The flashback starts with Green Lantern stopping some hijackers stealing a load of antique cars. GL manages to stop the truck temporarily (and save the cars from getting smashed), but his ring cuts out before he can wrap up the hijackers. He borrows one of the antiques (a priceless Bugatti … at least, it was) and chases the crooks down. He manages to bluff them into stopping before they mow him down, but right afterward, his ring starts working again. GL asks the ring what’s going on but it says it can’t tell him because “the other” won’t let it. GL realizes he felt a mental tug every time the ring cut out and knows someone else is siphoning its power. He tracks the stolen power to the State Penitentiary, where the culprit turns out to be Hector Hammond. Hammond has figured out a way to mentally drain energy from GL’s ring, which he uses to give himself the mobility to search the solar system for another fragment of the meteor that first changed him. Hammond figures if he can get more of the meteor, he can retain his hyper-intellect but restore his lost mobility, making him much more dangerous. He demonstrates his new power by causing the prison wall to morph into a stone fist and grab Green Lantern, Hammond goes back to space to look for the meteor, leaving GL trapped. Lantern realizes the animated stone must have some residue of the ring’s energy in it, so he uses his will power to ease the stone’s grip enough to bust loose. He recharges his ring and tracks Hammond down in space, where they toss meteors at each other and engage in an arm-wrestling match with giant green energy hands. Hammond’s will power gives out and GL has to save him from the frozen vacuum of space. GL explains that he just had to keep Hammond occupied until the remaining 24 hours-worth of energy he stole was used up. And that’s the end of the flashback …
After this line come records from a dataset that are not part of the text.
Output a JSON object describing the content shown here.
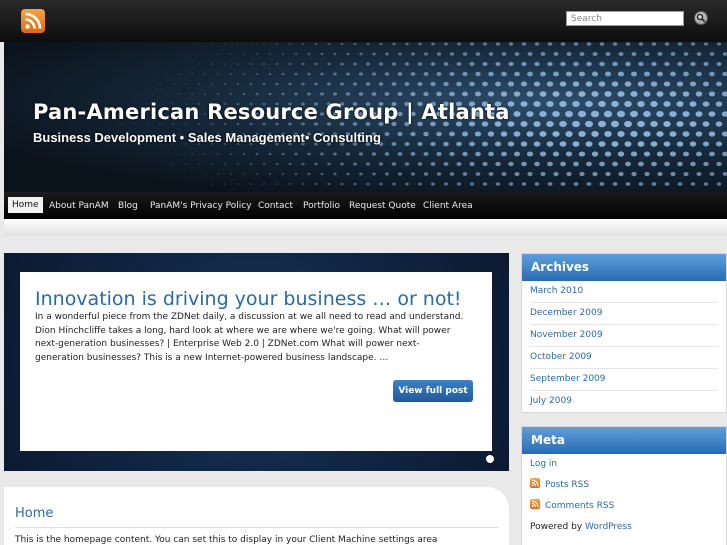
{
  "search": {
    "placeholder": "Search"
  },
  "header": {
    "title": "Pan-American Resource Group | Atlanta",
    "tagline": "Business Development • Sales Management• Consulting"
  },
  "nav": {
    "items": [
      {
        "label": "Home",
        "active": true
      },
      {
        "label": "About PanAM"
      },
      {
        "label": "Blog"
      },
      {
        "label": "PanAM's Privacy Policy"
      },
      {
        "label": "Contact"
      },
      {
        "label": "Portfolio"
      },
      {
        "label": "Request Quote"
      },
      {
        "label": "Client Area"
      }
    ]
  },
  "feature": {
    "title": "Innovation is driving your business … or not!",
    "excerpt": "In a wonderful piece from the ZDNet daily, a discussion at we all need to read and understand. Dion Hinchcliffe takes a long, hard look at where we are where we're going. What will power next-generation businesses? | Enterprise Web 2.0 | ZDNet.com What will power next-generation businesses? This is a new Internet-powered business landscape. …",
    "button_label": "View full post"
  },
  "content": {
    "title": "Home",
    "text": "This is the homepage content. You can set this to display in your Client Machine settings area"
  },
  "sidebar": {
    "archives": {
      "title": "Archives",
      "items": [
        "March 2010",
        "December 2009",
        "November 2009",
        "October 2009",
        "September 2009",
        "July 2009"
      ]
    },
    "meta": {
      "title": "Meta",
      "login": "Log in",
      "posts_rss": "Posts RSS",
      "comments_rss": "Comments RSS",
      "powered_prefix": "Powered by ",
      "powered_link": "WordPress"
    }
  },
  "colors": {
    "accent": "#2b6aa6",
    "rss": "#e8761c",
    "feature_bg": "#0f2340"
  }
}
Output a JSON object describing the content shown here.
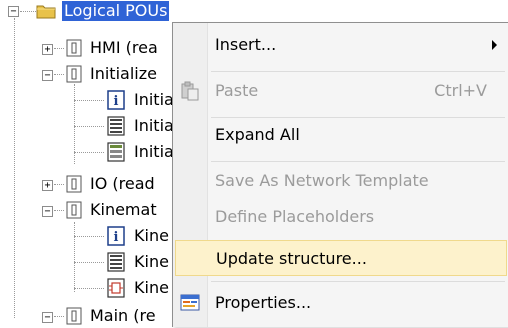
{
  "tree": {
    "root": {
      "label": "Logical POUs"
    },
    "items": [
      {
        "label": "HMI (rea",
        "expander": "+"
      },
      {
        "label": "Initialize",
        "expander": "−"
      },
      {
        "label": "Initia"
      },
      {
        "label": "Initia"
      },
      {
        "label": "Initia"
      },
      {
        "label": "IO (read",
        "expander": "+"
      },
      {
        "label": "Kinemat",
        "expander": "−"
      },
      {
        "label": "Kine"
      },
      {
        "label": "Kine"
      },
      {
        "label": "Kine"
      },
      {
        "label": "Main (re",
        "expander": "−"
      }
    ],
    "colors": {
      "selection": "#2f63d6",
      "folder": "#e8c24a"
    }
  },
  "context_menu": {
    "items": [
      {
        "label": "Insert...",
        "has_submenu": true,
        "enabled": true
      },
      {
        "label": "Paste",
        "shortcut": "Ctrl+V",
        "enabled": false,
        "icon": "paste-icon"
      },
      {
        "label": "Expand All",
        "enabled": true
      },
      {
        "label": "Save As Network Template",
        "enabled": false
      },
      {
        "label": "Define Placeholders",
        "enabled": false
      },
      {
        "label": "Update structure...",
        "enabled": true,
        "highlighted": true
      },
      {
        "label": "Properties...",
        "enabled": true,
        "icon": "properties-icon"
      }
    ],
    "colors": {
      "highlight": "#fdf2cc",
      "disabled_text": "#9b9b9b"
    }
  }
}
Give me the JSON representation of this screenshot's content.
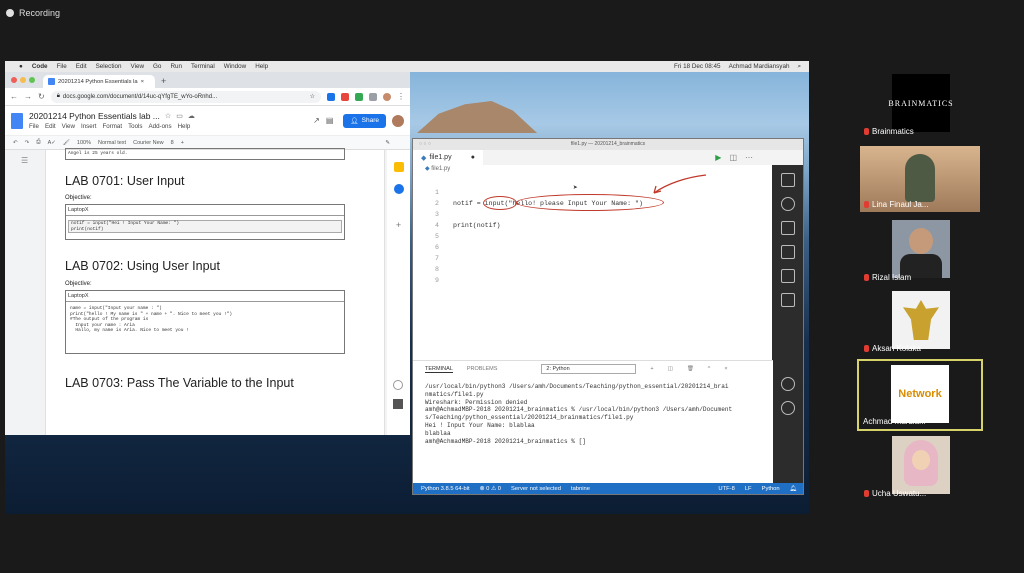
{
  "meeting": {
    "recording_label": "Recording"
  },
  "mac_menubar": {
    "items": [
      "Code",
      "File",
      "Edit",
      "Selection",
      "View",
      "Go",
      "Run",
      "Terminal",
      "Window",
      "Help"
    ],
    "clock": "Fri 18 Dec 08:45",
    "user": "Achmad Mardiansyah"
  },
  "chrome": {
    "tab_title": "20201214 Python Essentials la",
    "url": "docs.google.com/document/d/14uc-qYfgTE_wYo-oRnhd..."
  },
  "docs": {
    "title": "20201214 Python Essentials lab ...",
    "menu": [
      "File",
      "Edit",
      "View",
      "Insert",
      "Format",
      "Tools",
      "Add-ons",
      "Help"
    ],
    "share_label": "Share",
    "toolbar": {
      "zoom": "100%",
      "style": "Normal text",
      "font": "Courier New",
      "size": "8"
    },
    "top_line": "Angel is 25 years old.",
    "lab1": {
      "heading": "LAB 0701: User Input",
      "objective": "Objective:",
      "box_caption": "LaptopX",
      "code": [
        "notif = input(\"Hei ! Input Your Name: \")",
        "print(notif)"
      ]
    },
    "lab2": {
      "heading": "LAB 0702: Using User Input",
      "objective": "Objective:",
      "box_caption": "LaptopX",
      "code": [
        "name = input(\"Input your name : \")",
        "print(\"hello ! My name is \" + name + \". Nice to meet you !\")",
        "",
        "#The output of the program is",
        "  Input your name : Aria",
        "  Hallo, my name is Aria. Nice to meet you !"
      ]
    },
    "lab3": {
      "heading": "LAB 0703: Pass The Variable to the Input"
    }
  },
  "vscode": {
    "window_title": "file1.py — 20201214_brainmatics",
    "tab_name": "file1.py",
    "breadcrumb": "file1.py",
    "line_numbers": [
      "1",
      "2",
      "3",
      "4",
      "5",
      "6",
      "7",
      "8",
      "9"
    ],
    "code_lines": [
      "",
      "notif = input(\"hello! please Input Your Name: \")",
      "",
      "print(notif)",
      "",
      "",
      "",
      "",
      ""
    ],
    "panel_tabs": [
      "TERMINAL",
      "PROBLEMS"
    ],
    "terminal_select": "2: Python",
    "terminal_lines": [
      "/usr/local/bin/python3 /Users/amh/Documents/Teaching/python_essential/20201214_brai",
      "nmatics/file1.py",
      "Wireshark: Permission denied",
      "amh@AchmadMBP-2018 20201214_brainmatics % /usr/local/bin/python3 /Users/amh/Document",
      "s/Teaching/python_essential/20201214_brainmatics/file1.py",
      "Hei ! Input Your Name: blablaa",
      "blablaa",
      "amh@AchmadMBP-2018 20201214_brainmatics % []"
    ],
    "status": {
      "python": "Python 3.8.5 64-bit",
      "errors": "⊗ 0 ⚠ 0",
      "server": "Server not selected",
      "tabnine": "tabnine",
      "encoding": "UTF-8",
      "eol": "LF",
      "language": "Python"
    }
  },
  "participants": [
    {
      "name": "Brainmatics",
      "logo": "BRAINMATICS",
      "bg": "#000000"
    },
    {
      "name": "Lina Finaul Ja...",
      "bg": "#b99a7b"
    },
    {
      "name": "Rizal Islam",
      "bg": "#8d97a4"
    },
    {
      "name": "Aksan Kolaka",
      "bg": "#f2f2f2"
    },
    {
      "name": "Achmad Mardia...",
      "logo": "Network",
      "bg": "#ffffff",
      "active": true
    },
    {
      "name": "Ucha Uswatu...",
      "bg": "#d9cfc3"
    }
  ],
  "colors": {
    "annotation": "#c0392b",
    "statusbar": "#1f6fc5",
    "share": "#1a73e8",
    "active_border": "#d6d36a"
  }
}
… which still doesn’t explain how the ring talks. GL tells them that the ring is just taking his own subconscious thoughts and verbalizing them out loud, like a weird sort of Rorshach test. Or, as Tom puts it, the ring says things GL doesn’t know that he knows. Carol takes Fabian home (and she’s still pissed off at Hal) and says she’ll start looking for his relatives tomorrow. As soon as she leaves him alone, “Fabian” (aka Fabrikant) puts on his Weaponer uniform and thinks how stupid Carol is. He acknowledges that the Weaponer invasion was thwarted by GL, but figures he can at least get some revenge on the hero. We’ll see how that turns out next issue.
- The on-and-off problems with GL’s ring were an ongoing subplot a year or so ago, but it was supposedly resolved when the Guardians gave him a new Power Battery. Apparently the problem continued for a while until it was finally put to rest as we saw in this story.
- If the ring’s “voice” is GL’s subconscious talking to him, why didn’t he take its warning more seriously?
- I’m not sure what the point of the “story-within-a-story” was here; maybe to explain away GL’s talking ring? Or maybe just to use up an inventory story they had lying around?